--- WORK TASK ---
Every line of the entries that holds the word "initials" is to be copied.

══════════

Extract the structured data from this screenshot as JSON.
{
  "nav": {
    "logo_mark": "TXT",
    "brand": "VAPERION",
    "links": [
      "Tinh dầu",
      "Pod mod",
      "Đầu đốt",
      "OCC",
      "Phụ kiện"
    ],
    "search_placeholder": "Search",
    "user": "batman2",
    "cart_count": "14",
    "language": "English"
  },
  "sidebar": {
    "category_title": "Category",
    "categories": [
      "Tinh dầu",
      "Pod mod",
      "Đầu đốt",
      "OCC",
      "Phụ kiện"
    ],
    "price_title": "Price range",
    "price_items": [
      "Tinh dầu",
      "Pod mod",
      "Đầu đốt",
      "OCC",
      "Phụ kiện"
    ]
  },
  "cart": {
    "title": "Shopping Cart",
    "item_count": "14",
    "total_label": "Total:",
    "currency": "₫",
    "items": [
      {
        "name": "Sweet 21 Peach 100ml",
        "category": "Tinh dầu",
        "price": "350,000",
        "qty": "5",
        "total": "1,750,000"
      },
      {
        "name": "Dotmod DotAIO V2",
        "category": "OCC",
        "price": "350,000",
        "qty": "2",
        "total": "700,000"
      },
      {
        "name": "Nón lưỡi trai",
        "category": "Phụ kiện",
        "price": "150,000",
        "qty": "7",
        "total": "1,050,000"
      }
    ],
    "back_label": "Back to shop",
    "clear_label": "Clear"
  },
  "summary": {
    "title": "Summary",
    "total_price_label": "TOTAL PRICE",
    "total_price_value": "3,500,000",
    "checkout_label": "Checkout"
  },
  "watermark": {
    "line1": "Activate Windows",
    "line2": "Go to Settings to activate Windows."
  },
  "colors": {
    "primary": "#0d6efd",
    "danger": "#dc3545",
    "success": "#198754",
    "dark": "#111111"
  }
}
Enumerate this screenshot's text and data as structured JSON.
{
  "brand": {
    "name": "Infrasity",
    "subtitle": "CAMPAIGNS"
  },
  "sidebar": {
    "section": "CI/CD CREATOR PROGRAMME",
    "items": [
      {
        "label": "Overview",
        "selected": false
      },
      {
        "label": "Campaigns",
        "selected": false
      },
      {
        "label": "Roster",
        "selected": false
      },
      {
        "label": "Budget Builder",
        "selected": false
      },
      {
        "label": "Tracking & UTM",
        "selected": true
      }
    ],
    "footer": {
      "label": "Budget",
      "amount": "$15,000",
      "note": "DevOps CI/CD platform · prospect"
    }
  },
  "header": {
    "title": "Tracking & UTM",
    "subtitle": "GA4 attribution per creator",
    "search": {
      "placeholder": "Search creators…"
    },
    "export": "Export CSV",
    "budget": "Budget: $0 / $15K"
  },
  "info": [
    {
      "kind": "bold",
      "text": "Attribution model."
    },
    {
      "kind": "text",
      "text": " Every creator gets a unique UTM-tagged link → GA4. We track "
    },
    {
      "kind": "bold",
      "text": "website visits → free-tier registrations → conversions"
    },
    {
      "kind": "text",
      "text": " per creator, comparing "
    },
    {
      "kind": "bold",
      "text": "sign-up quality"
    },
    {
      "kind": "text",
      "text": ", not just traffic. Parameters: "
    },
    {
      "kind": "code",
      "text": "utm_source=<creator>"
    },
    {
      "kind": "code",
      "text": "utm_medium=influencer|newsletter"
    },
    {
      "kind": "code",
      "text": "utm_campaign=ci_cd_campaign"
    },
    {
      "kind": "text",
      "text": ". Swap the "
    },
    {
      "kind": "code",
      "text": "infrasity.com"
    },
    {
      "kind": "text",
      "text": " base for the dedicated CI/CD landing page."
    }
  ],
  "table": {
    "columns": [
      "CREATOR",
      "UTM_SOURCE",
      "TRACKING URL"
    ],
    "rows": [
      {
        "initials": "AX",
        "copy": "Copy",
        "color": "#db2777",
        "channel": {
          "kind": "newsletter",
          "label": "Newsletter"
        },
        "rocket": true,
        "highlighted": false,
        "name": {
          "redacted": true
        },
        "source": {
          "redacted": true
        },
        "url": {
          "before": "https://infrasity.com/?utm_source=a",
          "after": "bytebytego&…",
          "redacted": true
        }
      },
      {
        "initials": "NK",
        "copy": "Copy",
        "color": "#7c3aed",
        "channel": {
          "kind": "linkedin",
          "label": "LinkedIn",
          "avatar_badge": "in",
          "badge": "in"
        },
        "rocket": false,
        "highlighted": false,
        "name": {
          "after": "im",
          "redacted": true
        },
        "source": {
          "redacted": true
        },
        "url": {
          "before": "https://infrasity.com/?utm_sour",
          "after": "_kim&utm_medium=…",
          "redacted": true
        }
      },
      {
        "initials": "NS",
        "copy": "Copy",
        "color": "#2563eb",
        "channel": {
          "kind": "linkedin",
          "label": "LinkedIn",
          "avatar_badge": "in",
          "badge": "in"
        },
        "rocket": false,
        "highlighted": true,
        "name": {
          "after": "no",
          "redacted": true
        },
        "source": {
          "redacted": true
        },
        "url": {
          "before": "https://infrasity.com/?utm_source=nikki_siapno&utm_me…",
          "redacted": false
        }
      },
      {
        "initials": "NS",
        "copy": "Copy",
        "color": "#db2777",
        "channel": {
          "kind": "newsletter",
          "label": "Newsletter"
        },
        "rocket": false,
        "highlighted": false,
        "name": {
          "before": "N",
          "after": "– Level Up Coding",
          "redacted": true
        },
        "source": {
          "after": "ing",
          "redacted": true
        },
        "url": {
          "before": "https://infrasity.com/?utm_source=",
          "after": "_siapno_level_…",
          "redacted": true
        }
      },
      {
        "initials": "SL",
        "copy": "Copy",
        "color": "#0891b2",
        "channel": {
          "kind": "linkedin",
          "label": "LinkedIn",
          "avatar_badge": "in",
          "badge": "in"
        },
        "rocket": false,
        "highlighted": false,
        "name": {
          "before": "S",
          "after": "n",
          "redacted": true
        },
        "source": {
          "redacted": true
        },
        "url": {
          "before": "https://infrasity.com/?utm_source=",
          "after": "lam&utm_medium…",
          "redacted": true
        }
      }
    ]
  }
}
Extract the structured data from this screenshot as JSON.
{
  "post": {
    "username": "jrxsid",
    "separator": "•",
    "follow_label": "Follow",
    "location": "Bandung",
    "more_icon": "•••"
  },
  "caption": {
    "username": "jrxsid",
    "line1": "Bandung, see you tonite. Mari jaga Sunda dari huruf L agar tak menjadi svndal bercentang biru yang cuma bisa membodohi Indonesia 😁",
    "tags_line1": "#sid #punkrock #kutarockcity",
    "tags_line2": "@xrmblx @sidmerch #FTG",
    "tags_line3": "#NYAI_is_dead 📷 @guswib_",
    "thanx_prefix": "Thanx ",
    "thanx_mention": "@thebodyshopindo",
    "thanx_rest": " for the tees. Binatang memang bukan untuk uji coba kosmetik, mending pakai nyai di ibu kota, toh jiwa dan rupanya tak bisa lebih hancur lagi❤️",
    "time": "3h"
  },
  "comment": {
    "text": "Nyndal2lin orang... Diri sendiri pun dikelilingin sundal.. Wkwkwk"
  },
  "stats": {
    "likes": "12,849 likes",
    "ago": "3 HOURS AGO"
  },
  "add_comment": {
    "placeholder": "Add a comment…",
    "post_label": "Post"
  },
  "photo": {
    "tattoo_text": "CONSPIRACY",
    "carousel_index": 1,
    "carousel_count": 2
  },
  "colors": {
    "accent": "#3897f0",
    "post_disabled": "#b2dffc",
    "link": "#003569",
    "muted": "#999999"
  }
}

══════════

--- WRITTEN RESPONSE ---
        "initials": "AX",
        "initials": "NK",
        "initials": "NS",
        "initials": "NS",
        "initials": "SL",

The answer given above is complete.